PETA Tells PR Firms To Stay Away from Ringling Bros. PR RFP

Feld Entertainment, the parent company to Ringling Brothers and Barnum & Bailey Circus, is looking for a new PR firm. The budget is $30,000 per month.

However, People for the Ethical Treatment of Animals (PETA), is making it known to firms looking to win the business that they will be in a world of pain if they take on the account.

The organization sent out a blast email to PR firms today. PRNewser has obtained a copy of the letter from 5WPR CEO Ronn Torossian, who was among the PR agency executives to receive it.

In the letter, PETA Executive Vice President Tracy Reiman says, “Ringling Bros. is a public relations nightmare waiting to happen.”

We’ve posted a full copy of the letter after the jump.

From: David Perle
Sent: Thursday, May 13, 2010 1:45 PM
To: Ronn Torossian
Subject: PETA to PR Firms: Represent Ringling and You Run a Risk

Hi, Ronn.

Any public relations firm that is considering picking up the account Feld Entertainment-the parent company of Ringling Bros. and Barnum & Bailey Circus-may think again after seeing PETA’s new full-page ad in this week’s edition of PR News. The ad features a photo of a baby elephant being roped around all four legs and pulled to the ground by bullhook-wielding trainers. The photo was taken by a former Ringling employee. The ad reads, “Represent Ringling: Risk Your Reputation. No Amount of PR Can Make Beating Baby Elephants Sound Good.” Feld Entertainment is currently advertising for a new public relations firm.

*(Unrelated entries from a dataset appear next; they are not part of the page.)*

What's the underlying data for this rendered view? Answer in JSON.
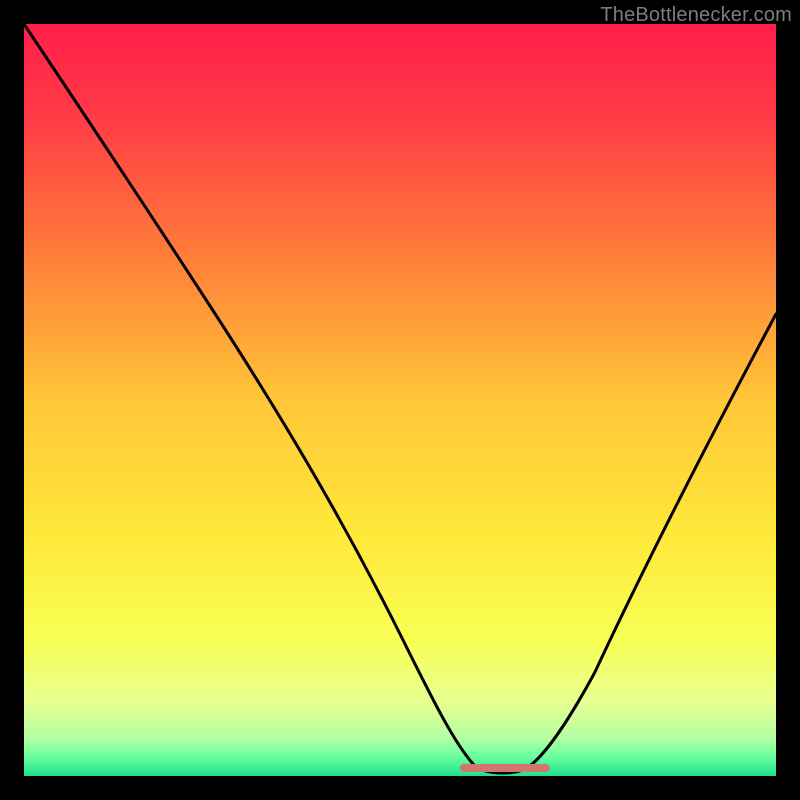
{
  "watermark": {
    "text": "TheBottlenecker.com"
  },
  "chart_data": {
    "type": "line",
    "title": "",
    "xlabel": "",
    "ylabel": "",
    "xlim": [
      0,
      100
    ],
    "ylim": [
      0,
      100
    ],
    "grid": false,
    "legend": false,
    "background": {
      "type": "vertical-gradient",
      "stops": [
        {
          "pos": 0.0,
          "color": "#ff1f4a"
        },
        {
          "pos": 0.12,
          "color": "#ff3a46"
        },
        {
          "pos": 0.3,
          "color": "#ff7a3a"
        },
        {
          "pos": 0.5,
          "color": "#ffc638"
        },
        {
          "pos": 0.68,
          "color": "#ffe83a"
        },
        {
          "pos": 0.82,
          "color": "#f8ff55"
        },
        {
          "pos": 0.9,
          "color": "#e7ff8f"
        },
        {
          "pos": 0.95,
          "color": "#b3ffa3"
        },
        {
          "pos": 0.975,
          "color": "#66ff9e"
        },
        {
          "pos": 1.0,
          "color": "#21e08f"
        }
      ]
    },
    "series": [
      {
        "name": "bottleneck-curve",
        "color": "#000000",
        "x": [
          0,
          5,
          10,
          15,
          20,
          25,
          30,
          35,
          40,
          45,
          50,
          55,
          58,
          61,
          63,
          67,
          70,
          72,
          75,
          80,
          85,
          90,
          95,
          100
        ],
        "y": [
          100,
          92,
          84,
          76,
          68,
          60,
          52,
          43,
          35,
          27,
          19,
          11,
          6,
          3,
          1,
          1,
          2,
          5,
          10,
          19,
          29,
          40,
          52,
          64
        ]
      }
    ],
    "annotations": [
      {
        "name": "optimal-range-bar",
        "type": "segment",
        "color": "#d1766f",
        "y": 0.5,
        "x_start": 58,
        "x_end": 70
      }
    ]
  }
}
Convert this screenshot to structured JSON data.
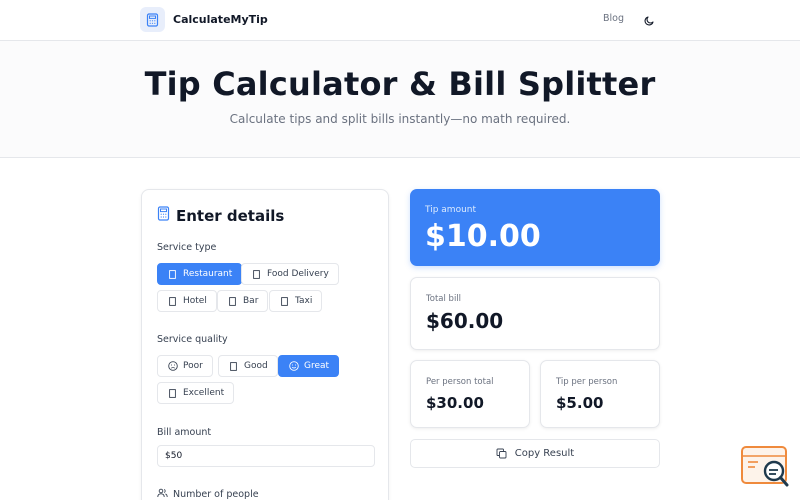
{
  "nav": {
    "brand": "CalculateMyTip",
    "blog": "Blog"
  },
  "hero": {
    "title": "Tip Calculator & Bill Splitter",
    "subtitle": "Calculate tips and split bills instantly—no math required."
  },
  "form": {
    "title": "Enter details",
    "service_type_label": "Service type",
    "service_types": [
      {
        "label": "Restaurant",
        "selected": true
      },
      {
        "label": "Food Delivery",
        "selected": false
      },
      {
        "label": "Hotel",
        "selected": false
      },
      {
        "label": "Bar",
        "selected": false
      },
      {
        "label": "Taxi",
        "selected": false
      }
    ],
    "service_quality_label": "Service quality",
    "service_quality": [
      {
        "label": "Poor",
        "icon": "frown-icon",
        "selected": false
      },
      {
        "label": "Good",
        "icon": "box-icon",
        "selected": false
      },
      {
        "label": "Great",
        "icon": "smile-icon",
        "selected": true
      },
      {
        "label": "Excellent",
        "icon": "box-icon",
        "selected": false
      }
    ],
    "bill_amount_label": "Bill amount",
    "bill_amount_value": "$50",
    "people_label": "Number of people"
  },
  "results": {
    "tip_label": "Tip amount",
    "tip_value": "$10.00",
    "total_label": "Total bill",
    "total_value": "$60.00",
    "per_person_total_label": "Per person total",
    "per_person_total_value": "$30.00",
    "tip_per_person_label": "Tip per person",
    "tip_per_person_value": "$5.00",
    "copy_label": "Copy Result"
  },
  "colors": {
    "accent": "#3b82f6",
    "text": "#111827",
    "muted": "#6b7280",
    "border": "#e5e7eb"
  }
}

“Ringling Bros. is a public relations nightmare waiting to happen,” says PETA Executive Vice President Tracy Reiman. “There’s not a PR team in the world that is slick enough to sell the beating of baby elephants, the whipping of tigers, and the use of chains, bullhooks, and electric prods on animals—all for the sake of a few cheap tricks.”

Before firms consider Ringling’s offer, they should view the dozens of recently released photos taken inside Ringling’s Florida training center by a veteran elephant handler. The photos expose how baby elephants are dragged away from their mothers, slammed to the ground, gouged with steel-tipped bullhooks, and shocked with electric prods. These fear-based and abusive training methods have contributed to the deaths of at least two baby elephants: One fled his bullhook-wielding trainer and drowned in a pond, and the other broke both hind legs after falling from a training pedestal. Other baby elephants have also died at Ringling.

In light of the evidence documenting the routine abuse of animals at Ringling, PETA has called on the U.S. Department of Agriculture to revoke Ringling’s exhibitor’s license.

If you have any questions about this information, I can be reached by e-mail or at 202-483-7382, extension 2194.

For more information, please visit PETA’s Web site


David Perle
Senior Media Coordinator

Publish date: May 13, 2010 © 2020 Adweek, LLC. - All Rights Reserved and NOT FOR REPRINT